MADRID -- Zero Touch & Carrier Automation Congress -- The 3GPP standards group is developing a machine learning function that could allow 5G operators to monitor the status of a network slice or third-party application performance.
The network data analytics function (NWDAF) forms a part of the 3GPP's 5G standardization efforts and could become a central point for analytics in the 5G core network, said Serge Manning, a senior technology strategist at Sprint Corp. (NYSE: S).
Speaking here in Madrid, Manning said the NWDAF was still in the "early stages" of standardization but could become "an interesting place for innovation."
The 3rd Generation Partnership Project (3GPP) froze the specifications for a 5G new radio standard at the end of 2017 and is due to freeze another set of 5G specifications, covering some of the core network and non-radio features, in June this year as part of its "Release 15" update.
Manning says that Release 15 considers the network slice selection function (NSSF) and the policy control function (PCF) as potential "consumers" of the NWDAF. "Anything else is open to being a consumer," he says. "We have things like monitoring the status of the load of a network slice, or looking at the behavior of mobile devices if you wanted to make adjustments. You could also look at application performance."
In principle, the NWDAF would be able to make use of any data in the core network. The 3GPP does not plan on standardizing the algorithms that will be used but rather the types of raw information the NWDAF will examine. The format of the analytics information that it produces might also be standardized, says Manning.
Such technical developments might help operators to provide network slices more dynamically on their future 5G networks.

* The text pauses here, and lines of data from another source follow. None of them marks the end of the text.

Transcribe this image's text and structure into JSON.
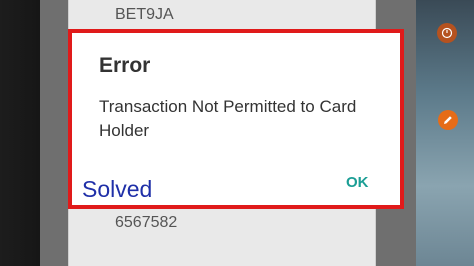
{
  "background_app": {
    "top_text": "BET9JA",
    "bottom_text": "6567582"
  },
  "dialog": {
    "title": "Error",
    "message": "Transaction Not Permitted to Card Holder",
    "ok_label": "OK",
    "overlay_caption": "Solved"
  },
  "colors": {
    "dialog_border": "#e01a1a",
    "ok_text": "#1b9e95",
    "overlay_caption": "#1f2fa8",
    "floating_buttons": "#e66c18"
  },
  "floating_icons": [
    "timer-icon",
    "edit-pencil-icon"
  ]
}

Generally seen as one of the most game-changing aspects of 5G, the technique of network slicing would essentially allow an operator to provide a number of virtual network services over the same physical infrastructure.
For example, an operator could provide very high-speed connectivity for mobile gaming over one slice and a low-latency service for factory automation on another -- both reliant on the same underlying hardware.
However, there is concern that without greater automation operators will have less freedom to innovate through network slicing. "If operators don't automate they will be providing capacity-based slices that are relatively large and static and undifferentiated and certainly not on a per-customer basis," says Caroline Chappell, an analyst with Analysys Mason .
In a Madrid presentation, Chappell said that more granular slicing would require "highly agile end-to-end automation" that takes advantage of progress on software-defined networking and network functions virtualization.
"Slices could be very dynamic and perhaps last for only five minutes," she says. "In the very long term, applications could create their own slices."
Despite the talk of standardization, and signs of good progress within the 3GPP, concern emerged this week in Madrid that standards bodies are not moving quickly enough to address operators' needs.
Executives from both Verizon Communications Inc. (NYSE: VZ) and Vodafone Group plc (NYSE: VOD) told attendees that standardization often takes too long, while Spain's Telefónica championed open source projects as an alternative to the traditional way of working. (See Telefónica to Hit Gas on Automation With 5G Rollout.)
But others have argued that open source projects do not speed up development. "You build a standard and you deliver it in a year. With open source you announce a release, but that doesn't mean every release is useful," says Klaus Martiny, a senior program manager at Deutsche Telekom AG (NYSE: DT) and the chair of ETSI's recently formed zero touch network and service management group. "They take the same time." (See ETSI's Zero Touch Group Gains Support, Kickstarts Its Automation Engine.)
— Iain Morris, News Editor, Light Reading